With the national vaccination rate continuing to climb — more than 140 million people in the U.S. having received at least their first dose — maybe you are wondering: What will I be able to do once I join the ranks of the fully vaxxed? Last month, the Centers for Disease Control and Prevention began rolling out guidance, allowing those who have completed their coronavirus inoculation cycle to enjoy little indoor hangs and domestic travel. On Tuesday, the agency also cleared this group to bare their naked faces, indoors and outdoors, in small groups settings. According to new guidelines, the CDC also welcomes them to remove their masks while hiking, biking, running, walking, and otherwise exercising outdoors, provided they are alone or with other members of their household. Also! They are now allowed to go maskless while eating outdoors, with and among other people.
Basically, the takeaway seems to be that vaccinated people can safely remove their masks outdoors, provided they aren’t part of a crowd.
Given that the CDC already gave fully vaccinated people — which is to say, people who are at least two weeks out from either their second dose of the Moderna or Pfizer vaccines, or their first/only does of Johnson & Johnson — the green light to socialize unmasked indoors, the guidance about outdoor masking feels a bit redundant. But to help you avoid any confusion, the CDC has mocked up a handy infographic that still manages to raise some questions. I, for example, am wondering how the agency conceives of dining as a concept:
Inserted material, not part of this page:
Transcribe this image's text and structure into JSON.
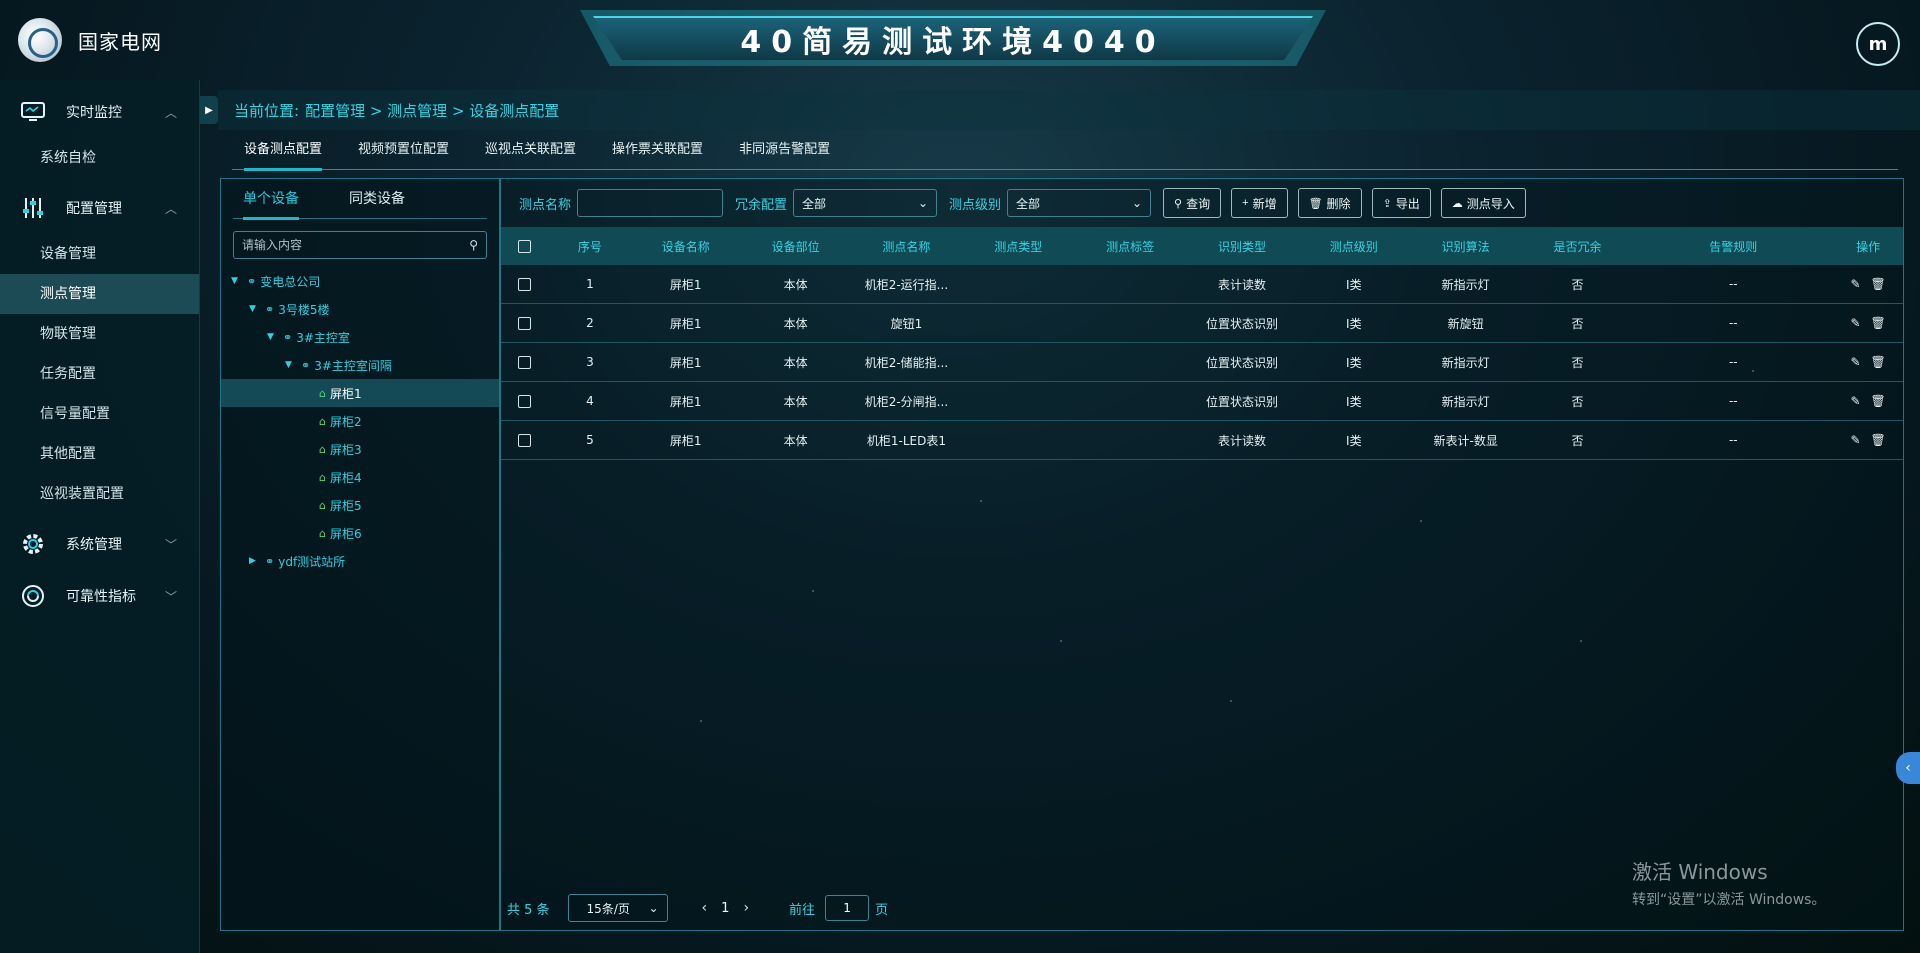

In short, the CDC would like everyone, regardless of their vaccination status, to continue exercising caution — practicing social distancing and face-covering — in large public spaces, whether they are enclosed or not. Think: movie theaters, sports stadiums, concert venues, grocery stores, malls, etc. Previously regular indoor activities, such as getting a haircut or going to a museum, become safer for people who have been vaccinated (duh), but the pandemic remains ongoing, so masks are still on the menu. As for medium and large gatherings, the CDC kindly advises everyone to desist for the time being.
Based on the numbers, reasonably spaced, open-air situations do seem low-risk, particularly when vaccine efficacy appears to range from 72 (for J&J) to 95 percent (for Pfizer). Trouble is, you can’t tell who is and who is not vaccinated simply by looking at them, which — as the New York Times notes — introduces high potential for interpersonal conflict and suspicion as people begin removing masks in public. For those who want to feel the sun on their chins ASAP, “complexity is the price,” University of California, San Francisco epidemiologist George Rutherford explained to BuzzFeed News. But “if you want simple rules, then we just wear masks until every last one of us is vaccinated.”